YOUR OBJECTIVE:
Leave out the pictures and print the rest of the entries exactly as they stand.

»»

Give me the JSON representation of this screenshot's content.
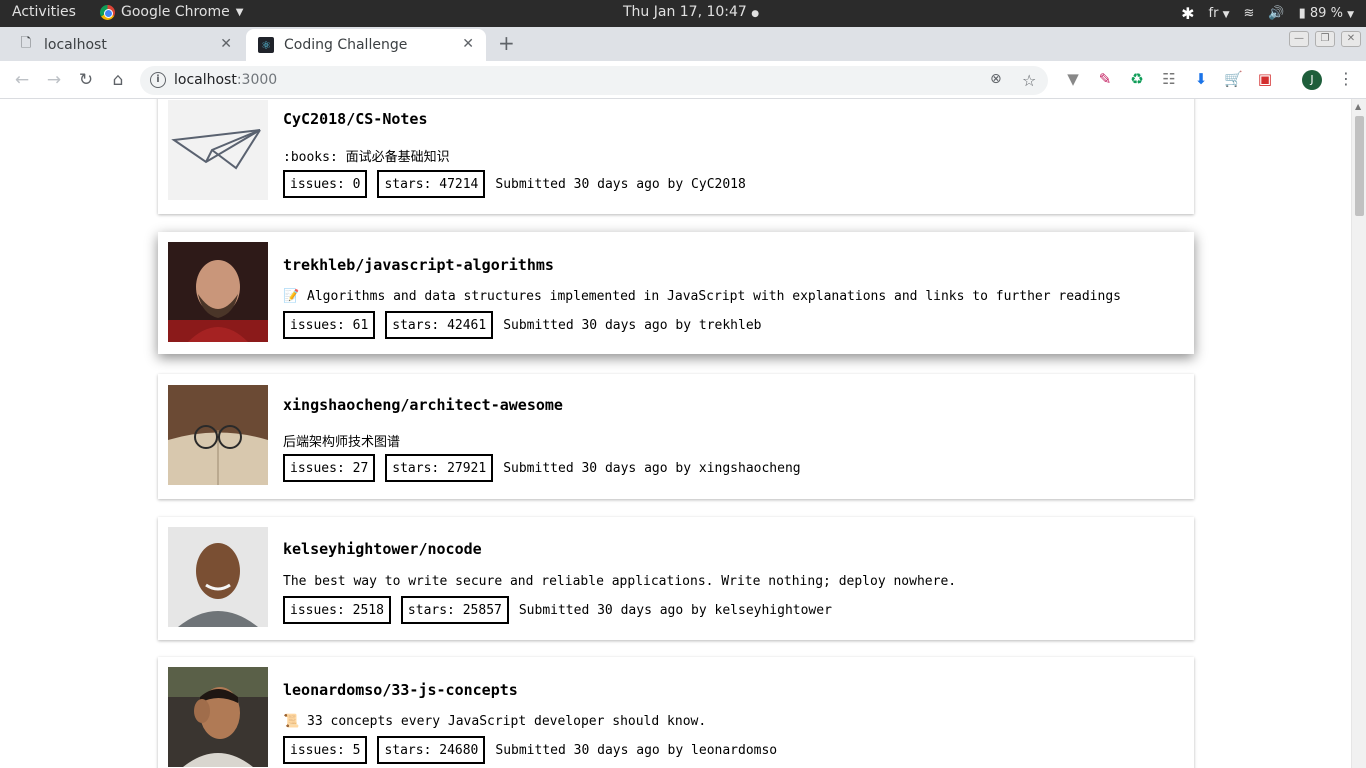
{
  "system_bar": {
    "activities": "Activities",
    "app_name": "Google Chrome",
    "clock": "Thu Jan 17, 10:47",
    "input_lang": "fr",
    "battery": "89 %"
  },
  "tabs": [
    {
      "title": "localhost"
    },
    {
      "title": "Coding Challenge"
    }
  ],
  "omnibox": {
    "host": "localhost",
    "port": ":3000"
  },
  "profile_initial": "J",
  "repos": [
    {
      "name": "CyC2018/CS-Notes",
      "description": ":books: 面试必备基础知识",
      "issues": "issues: 0",
      "stars": "stars: 47214",
      "submitted": "Submitted 30 days ago by CyC2018"
    },
    {
      "name": "trekhleb/javascript-algorithms",
      "description": "📝 Algorithms and data structures implemented in JavaScript with explanations and links to further readings",
      "issues": "issues: 61",
      "stars": "stars: 42461",
      "submitted": "Submitted 30 days ago by trekhleb"
    },
    {
      "name": "xingshaocheng/architect-awesome",
      "description": "后端架构师技术图谱",
      "issues": "issues: 27",
      "stars": "stars: 27921",
      "submitted": "Submitted 30 days ago by xingshaocheng"
    },
    {
      "name": "kelseyhightower/nocode",
      "description": "The best way to write secure and reliable applications. Write nothing; deploy nowhere.",
      "issues": "issues: 2518",
      "stars": "stars: 25857",
      "submitted": "Submitted 30 days ago by kelseyhightower"
    },
    {
      "name": "leonardomso/33-js-concepts",
      "description": "📜 33 concepts every JavaScript developer should know.",
      "issues": "issues: 5",
      "stars": "stars: 24680",
      "submitted": "Submitted 30 days ago by leonardomso"
    }
  ]
}
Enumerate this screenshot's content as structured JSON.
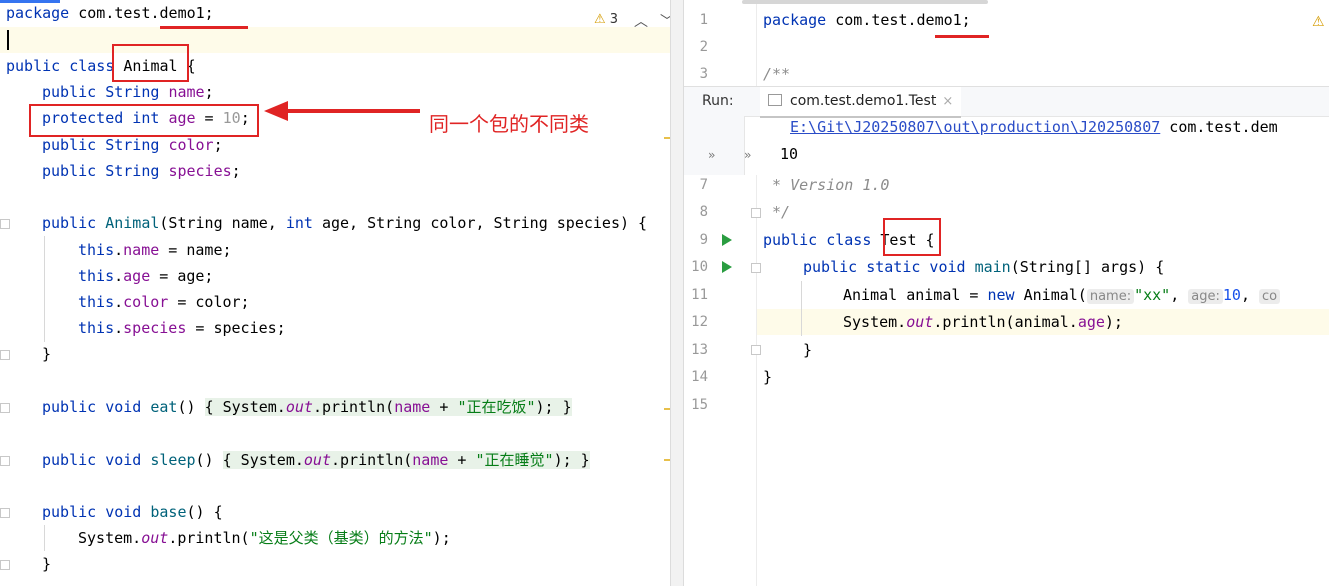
{
  "left_editor": {
    "inspections": {
      "warning_count": "3",
      "up": "^",
      "down": "v"
    },
    "lines": {
      "l1": {
        "kw": "package",
        "rest": " com.test.demo1;"
      },
      "l3a": "public class ",
      "l3b": "Animal",
      "l3c": " {",
      "l4a": "public String ",
      "l4b": "name",
      "l4c": ";",
      "l5a": "protected int ",
      "l5b": "age",
      "l5c": " = ",
      "l5d": "10",
      "l5e": ";",
      "l6a": "public String ",
      "l6b": "color",
      "l6c": ";",
      "l7a": "public String ",
      "l7b": "species",
      "l7c": ";",
      "l9a": "public ",
      "l9b": "Animal",
      "l9c": "(String name, ",
      "l9d": "int",
      "l9e": " age, String color, String species) {",
      "l10a": "this",
      "l10b": ".",
      "l10c": "name",
      "l10d": " = name;",
      "l11a": "this",
      "l11b": ".",
      "l11c": "age",
      "l11d": " = age;",
      "l12a": "this",
      "l12b": ".",
      "l12c": "color",
      "l12d": " = color;",
      "l13a": "this",
      "l13b": ".",
      "l13c": "species",
      "l13d": " = species;",
      "l14": "}",
      "l16a": "public void ",
      "l16b": "eat",
      "l16c": "() ",
      "l16d": "{ System.",
      "l16e": "out",
      "l16f": ".println(",
      "l16g": "name",
      "l16h": " + ",
      "l16i": "\"正在吃饭\"",
      "l16j": "); }",
      "l18a": "public void ",
      "l18b": "sleep",
      "l18c": "() ",
      "l18d": "{ System.",
      "l18e": "out",
      "l18f": ".println(",
      "l18g": "name",
      "l18h": " + ",
      "l18i": "\"正在睡觉\"",
      "l18j": "); }",
      "l20a": "public void ",
      "l20b": "base",
      "l20c": "() {",
      "l21a": "System.",
      "l21b": "out",
      "l21c": ".println(",
      "l21d": "\"这是父类（基类）的方法\"",
      "l21e": ");",
      "l22": "}"
    }
  },
  "annotation": {
    "text": "同一个包的不同类"
  },
  "right_editor": {
    "line_numbers": [
      "1",
      "2",
      "3",
      "7",
      "8",
      "9",
      "10",
      "11",
      "12",
      "13",
      "14",
      "15"
    ],
    "lines": {
      "r1a": "package",
      "r1b": " com.test.demo1;",
      "r3": "/**",
      "r7": " * Version 1.0",
      "r8": " */",
      "r9a": "public class ",
      "r9b": "Test",
      "r9c": " {",
      "r10a": "public static void ",
      "r10b": "main",
      "r10c": "(String[] args) {",
      "r11a": "Animal animal = ",
      "r11b": "new",
      "r11c": " Animal(",
      "r11h1": "name:",
      "r11d": "\"xx\"",
      "r11e": ", ",
      "r11h2": "age:",
      "r11f": "10",
      "r11g": ", ",
      "r11h3": "co",
      "r12a": "System.",
      "r12b": "out",
      "r12c": ".println(animal.",
      "r12d": "age",
      "r12e": ");",
      "r13": "}",
      "r14": "}"
    }
  },
  "run_panel": {
    "label": "Run:",
    "tab": "com.test.demo1.Test",
    "close": "×",
    "cmd_path": "E:\\Git\\J20250807\\out\\production\\J20250807",
    "cmd_rest": " com.test.dem",
    "output": "10",
    "chev": "»"
  }
}
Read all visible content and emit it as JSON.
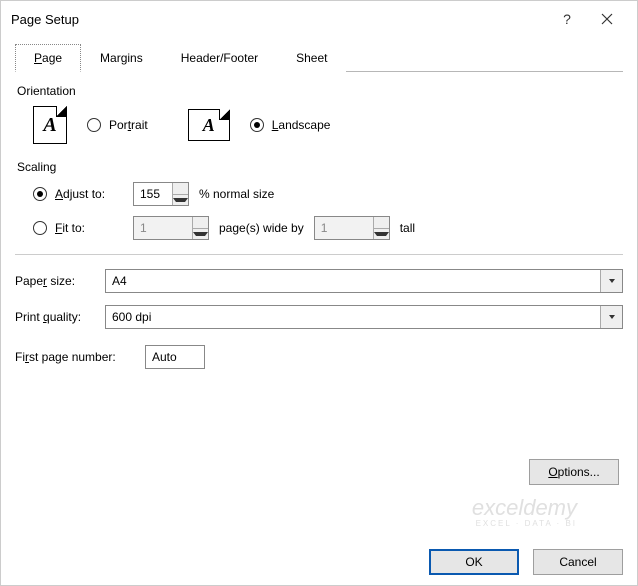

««

ANSWER TO THE EXERCISE:
Give me the JSON representation of this screenshot's content.
{
  "system_bar": {
    "activities": "Activities",
    "app_name": "Google Chrome",
    "clock": "Thu Jan 17, 10:47",
    "input_lang": "fr",
    "battery": "89 %"
  },
  "tabs": [
    {
      "title": "localhost"
    },
    {
      "title": "Coding Challenge"
    }
  ],
  "omnibox": {
    "host": "localhost",
    "port": ":3000"
  },
  "profile_initial": "J",
  "repos": [
    {
      "name": "CyC2018/CS-Notes",
      "description": ":books: 面试必备基础知识",
      "issues": "issues: 0",
      "stars": "stars: 47214",
      "submitted": "Submitted 30 days ago by CyC2018"
    },
    {
      "name": "trekhleb/javascript-algorithms",
      "description": "📝 Algorithms and data structures implemented in JavaScript with explanations and links to further readings",
      "issues": "issues: 61",
      "stars": "stars: 42461",
      "submitted": "Submitted 30 days ago by trekhleb"
    },
    {
      "name": "xingshaocheng/architect-awesome",
      "description": "后端架构师技术图谱",
      "issues": "issues: 27",
      "stars": "stars: 27921",
      "submitted": "Submitted 30 days ago by xingshaocheng"
    },
    {
      "name": "kelseyhightower/nocode",
      "description": "The best way to write secure and reliable applications. Write nothing; deploy nowhere.",
      "issues": "issues: 2518",
      "stars": "stars: 25857",
      "submitted": "Submitted 30 days ago by kelseyhightower"
    },
    {
      "name": "leonardomso/33-js-concepts",
      "description": "📜 33 concepts every JavaScript developer should know.",
      "issues": "issues: 5",
      "stars": "stars: 24680",
      "submitted": "Submitted 30 days ago by leonardomso"
    }
  ]
}
Enumerate this screenshot's content as structured JSON.
{
  "left_editor": {
    "inspections": {
      "warning_count": "3",
      "up": "^",
      "down": "v"
    },
    "lines": {
      "l1": {
        "kw": "package",
        "rest": " com.test.demo1;"
      },
      "l3a": "public class ",
      "l3b": "Animal",
      "l3c": " {",
      "l4a": "public String ",
      "l4b": "name",
      "l4c": ";",
      "l5a": "protected int ",
      "l5b": "age",
      "l5c": " = ",
      "l5d": "10",
      "l5e": ";",
      "l6a": "public String ",
      "l6b": "color",
      "l6c": ";",
      "l7a": "public String ",
      "l7b": "species",
      "l7c": ";",
      "l9a": "public ",
      "l9b": "Animal",
      "l9c": "(String name, ",
      "l9d": "int",
      "l9e": " age, String color, String species) {",
      "l10a": "this",
      "l10b": ".",
      "l10c": "name",
      "l10d": " = name;",
      "l11a": "this",
      "l11b": ".",
      "l11c": "age",
      "l11d": " = age;",
      "l12a": "this",
      "l12b": ".",
      "l12c": "color",
      "l12d": " = color;",
      "l13a": "this",
      "l13b": ".",
      "l13c": "species",
      "l13d": " = species;",
      "l14": "}",
      "l16a": "public void ",
      "l16b": "eat",
      "l16c": "() ",
      "l16d": "{ System.",
      "l16e": "out",
      "l16f": ".println(",
      "l16g": "name",
      "l16h": " + ",
      "l16i": "\"正在吃饭\"",
      "l16j": "); }",
      "l18a": "public void ",
      "l18b": "sleep",
      "l18c": "() ",
      "l18d": "{ System.",
      "l18e": "out",
      "l18f": ".println(",
      "l18g": "name",
      "l18h": " + ",
      "l18i": "\"正在睡觉\"",
      "l18j": "); }",
      "l20a": "public void ",
      "l20b": "base",
      "l20c": "() {",
      "l21a": "System.",
      "l21b": "out",
      "l21c": ".println(",
      "l21d": "\"这是父类（基类）的方法\"",
      "l21e": ");",
      "l22": "}"
    }
  },
  "annotation": {
    "text": "同一个包的不同类"
  },
  "right_editor": {
    "line_numbers": [
      "1",
      "2",
      "3",
      "7",
      "8",
      "9",
      "10",
      "11",
      "12",
      "13",
      "14",
      "15"
    ],
    "lines": {
      "r1a": "package",
      "r1b": " com.test.demo1;",
      "r3": "/**",
      "r7": " * Version 1.0",
      "r8": " */",
      "r9a": "public class ",
      "r9b": "Test",
      "r9c": " {",
      "r10a": "public static void ",
      "r10b": "main",
      "r10c": "(String[] args) {",
      "r11a": "Animal animal = ",
      "r11b": "new",
      "r11c": " Animal(",
      "r11h1": "name:",
      "r11d": "\"xx\"",
      "r11e": ", ",
      "r11h2": "age:",
      "r11f": "10",
      "r11g": ", ",
      "r11h3": "co",
      "r12a": "System.",
      "r12b": "out",
      "r12c": ".println(animal.",
      "r12d": "age",
      "r12e": ");",
      "r13": "}",
      "r14": "}"
    }
  },
  "run_panel": {
    "label": "Run:",
    "tab": "com.test.demo1.Test",
    "close": "×",
    "cmd_path": "E:\\Git\\J20250807\\out\\production\\J20250807",
    "cmd_rest": " com.test.dem",
    "output": "10",
    "chev": "»"
  }
}
Read all visible content and emit it as JSON.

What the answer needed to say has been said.